== DATA RECORDS ==
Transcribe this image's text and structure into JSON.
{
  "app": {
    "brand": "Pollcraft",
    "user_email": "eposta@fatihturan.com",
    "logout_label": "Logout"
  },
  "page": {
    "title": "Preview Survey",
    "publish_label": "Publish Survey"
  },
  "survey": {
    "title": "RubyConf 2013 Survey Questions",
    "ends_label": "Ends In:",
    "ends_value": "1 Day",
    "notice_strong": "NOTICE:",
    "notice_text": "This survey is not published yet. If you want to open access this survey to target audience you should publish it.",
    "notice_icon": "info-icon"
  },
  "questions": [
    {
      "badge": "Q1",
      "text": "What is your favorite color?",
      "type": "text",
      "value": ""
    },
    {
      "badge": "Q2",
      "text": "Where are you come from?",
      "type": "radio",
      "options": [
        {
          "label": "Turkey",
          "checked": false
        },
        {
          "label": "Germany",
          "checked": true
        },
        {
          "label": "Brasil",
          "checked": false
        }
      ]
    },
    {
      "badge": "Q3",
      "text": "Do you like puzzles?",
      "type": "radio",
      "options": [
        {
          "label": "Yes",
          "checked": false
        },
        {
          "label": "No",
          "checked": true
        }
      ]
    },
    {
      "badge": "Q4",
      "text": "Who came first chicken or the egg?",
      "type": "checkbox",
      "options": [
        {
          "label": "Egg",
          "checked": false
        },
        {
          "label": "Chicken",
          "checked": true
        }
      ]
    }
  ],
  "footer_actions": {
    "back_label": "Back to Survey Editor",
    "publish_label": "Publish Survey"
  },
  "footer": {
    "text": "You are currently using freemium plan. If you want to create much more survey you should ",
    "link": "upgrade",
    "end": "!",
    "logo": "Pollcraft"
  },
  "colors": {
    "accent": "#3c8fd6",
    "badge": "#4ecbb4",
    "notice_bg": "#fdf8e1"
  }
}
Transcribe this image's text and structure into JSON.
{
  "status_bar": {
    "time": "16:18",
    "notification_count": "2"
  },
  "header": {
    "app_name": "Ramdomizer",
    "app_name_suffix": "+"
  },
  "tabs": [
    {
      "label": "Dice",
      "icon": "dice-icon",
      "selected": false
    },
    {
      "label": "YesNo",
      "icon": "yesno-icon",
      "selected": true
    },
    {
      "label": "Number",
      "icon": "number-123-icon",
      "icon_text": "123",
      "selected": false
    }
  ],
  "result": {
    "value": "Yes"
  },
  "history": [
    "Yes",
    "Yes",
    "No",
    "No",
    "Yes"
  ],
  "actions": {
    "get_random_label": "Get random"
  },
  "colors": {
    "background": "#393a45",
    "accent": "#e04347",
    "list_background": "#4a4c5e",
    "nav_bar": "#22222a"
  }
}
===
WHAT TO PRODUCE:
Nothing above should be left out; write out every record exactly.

ANSWER SECTION:
Transcribe this image's text and structure into JSON.
{
  "app": {
    "brand": "Pollcraft",
    "user_email": "eposta@fatihturan.com",
    "logout_label": "Logout"
  },
  "page": {
    "title": "Preview Survey",
    "publish_label": "Publish Survey"
  },
  "survey": {
    "title": "RubyConf 2013 Survey Questions",
    "ends_label": "Ends In:",
    "ends_value": "1 Day",
    "notice_strong": "NOTICE:",
    "notice_text": "This survey is not published yet. If you want to open access this survey to target audience you should publish it.",
    "notice_icon": "info-icon"
  },
  "questions": [
    {
      "badge": "Q1",
      "text": "What is your favorite color?",
      "type": "text",
      "value": ""
    },
    {
      "badge": "Q2",
      "text": "Where are you come from?",
      "type": "radio",
      "options": [
        {
          "label": "Turkey",
          "checked": false
        },
        {
          "label": "Germany",
          "checked": true
        },
        {
          "label": "Brasil",
          "checked": false
        }
      ]
    },
    {
      "badge": "Q3",
      "text": "Do you like puzzles?",
      "type": "radio",
      "options": [
        {
          "label": "Yes",
          "checked": false
        },
        {
          "label": "No",
          "checked": true
        }
      ]
    },
    {
      "badge": "Q4",
      "text": "Who came first chicken or the egg?",
      "type": "checkbox",
      "options": [
        {
          "label": "Egg",
          "checked": false
        },
        {
          "label": "Chicken",
          "checked": true
        }
      ]
    }
  ],
  "footer_actions": {
    "back_label": "Back to Survey Editor",
    "publish_label": "Publish Survey"
  },
  "footer": {
    "text": "You are currently using freemium plan. If you want to create much more survey you should ",
    "link": "upgrade",
    "end": "!",
    "logo": "Pollcraft"
  },
  "colors": {
    "accent": "#3c8fd6",
    "badge": "#4ecbb4",
    "notice_bg": "#fdf8e1"
  }
}
Transcribe this image's text and structure into JSON.
{
  "status_bar": {
    "time": "16:18",
    "notification_count": "2"
  },
  "header": {
    "app_name": "Ramdomizer",
    "app_name_suffix": "+"
  },
  "tabs": [
    {
      "label": "Dice",
      "icon": "dice-icon",
      "selected": false
    },
    {
      "label": "YesNo",
      "icon": "yesno-icon",
      "selected": true
    },
    {
      "label": "Number",
      "icon": "number-123-icon",
      "icon_text": "123",
      "selected": false
    }
  ],
  "result": {
    "value": "Yes"
  },
  "history": [
    "Yes",
    "Yes",
    "No",
    "No",
    "Yes"
  ],
  "actions": {
    "get_random_label": "Get random"
  },
  "colors": {
    "background": "#393a45",
    "accent": "#e04347",
    "list_background": "#4a4c5e",
    "nav_bar": "#22222a"
  }
}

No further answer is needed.